Think of investor sentiment as a pendulum that swings in tandem with a company's share price. When investors begin to think highly of your company, its stock might also start heading in the right direction. Alas, you can rarely tell when investors are warming to a stock until after it's made that upward swing.

An astrolabe for investors
But Motley Fool CAPS' proprietary ratings, aggregated from the opinions and accuracy of 84,000-plus investors, offer a great way to monitor investor sentiment. Like astronomers scanning the skies, investors can follow a stock's stars through its CAPS rating trend, tracking investor sentiment to help determine the best time to invest. Let's look at recently one- or two-star-rated companies that have enjoyed a bump in investor confidence, and see whether the stars are really aligning in their favor.

Company

CAPS Rating (out of 5)

Recent Price

1-Year Return

Zoran (Nasdaq: ZRAN)

***

$13.48

(22.4%)

Atmel (Nasdaq: ATML)

***

$3.33

(42.3%)

LSI (NYSE: LSI)

***

$5.04

(48.2%)

Chico 's FAS (NYSE: CHS)

***

$9.87

(57.4%)

Coldwater Creek (Nasdaq: CWTR)

***

$5.34

(72.4%)

Sources: Motley Fool CAPS and Yahoo! Finance.

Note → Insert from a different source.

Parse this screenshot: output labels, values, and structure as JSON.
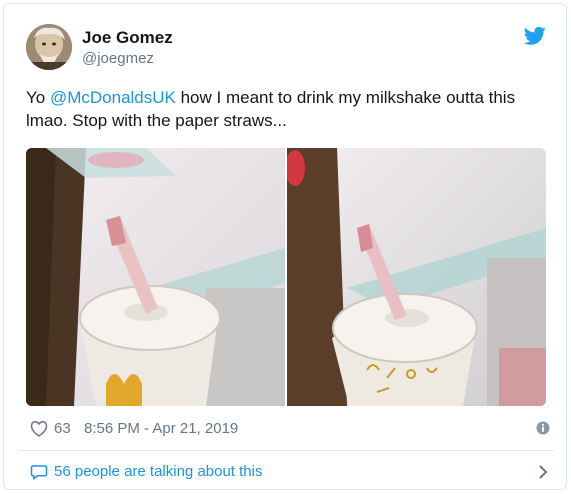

Obviously, this is not a list of stocks to buy -- just a starting point for further research. Still, consider the case of contract R&D firm Symyx (Nasdaq: SMMX) (which appeared last week, too). Although CAPS investors seemingly held the stock in low regard for a while, beginning with the start of the new year, they began marking the company up even as its stock drifted lower. Yet after reaching a low point toward the end of January, the stock has been moving up, and now CAPS investors are looking up once again.

Tarnished fashion plate
It's not surprising that we find two retailers at the bottom of the performance list. If homebuilders showed any hope at all for investors, they'd probably be the only ones lower. It's also not surprising that retail stocks haven't been liked by investors, either. As the economy has worsened and consumers have tightened their purse strings, clothiers have found that their customers will make do with what they have instead of buying new.

Chico's is one of the companies that experienced the harshest drop-off in same-store sales last month, as comps fell 22% from last year. Overall sales during the month were also anemic, falling 25% to $94 million. That didn't bode well for the fourth-quarter results, in which comps were down 16% and the retailer missed analyst expectations on sales by almost $30 million. So what's an investor to do? Bid up the stock, of course!

Since hitting their nadir last month, Chico's shares have bounded some 46% higher. They've given back a little bit, but not much. Over on CAPS, investor sentiment seems to suggest that the women's retailer was simply beaten down too hard, much like the clearance markdowns Chico's initiated in December. Its fall has been hard enough and fast enough to make investors think the sell-off has been an overreaction.

CAPS investor upandcomersr finds Chico's to be an otherwise excellent retailer that has become a prime candidate for a turnaround play. That seems to coincide with the thinking of MJKpayday, who finds the retailer's financials still sound, making it one company in the industry that can outlast a drawn-out recession.

With more than 750 investors weighing in on Chicos, more than 90% believe it will outperform the market, though a slightly lower percentage of All-Star investors hold that same opinion. For those who think there's still plenty of downside potential in the stock, many CAPS investors would probably concur with sburbnman, who sees the economy getting mired in a vortex of negativity:

1. Budget Deficits are growing and will grow even larger as we ... pour more good money after bad ... and the wars will continue overseas...

2. Trade Deficits will grow ...

3. Social Security and Medicare problems have not been resolved, and ... pharmaceutical companies continue to ... drain the country.

4. Real Estate values will continue to dwindle, foreclosures will climb to record highs, unemployment will grow rampant ...

5. Families will not be able to afford higher education and those coming out of college will have a high student loan balances ...

These ... will put pressure on companies like Chico's and other high priced apparel companies.

While things usually do not get as bad as the worst-case scenario might suggest, that doesn't necessarily mean that Chico's and other specialty retailers will be flying high any time soon.

Shine your starlight
So, is Chico's still a cheeky find? Well, we haven't yet heard from you, and at Motley Fool CAPS, every investor's opinion counts. Your voice could determine whether these stocks become shooting stars or supernovas. Since it's free to sign up and post your thoughts, why not use this opportunity to take your star turn?

Fool contributor Rich Duprey does not have a financial position in any of the stocks mentioned in this article. You can see his holdings here. The Motley Fool has a disclosure policy.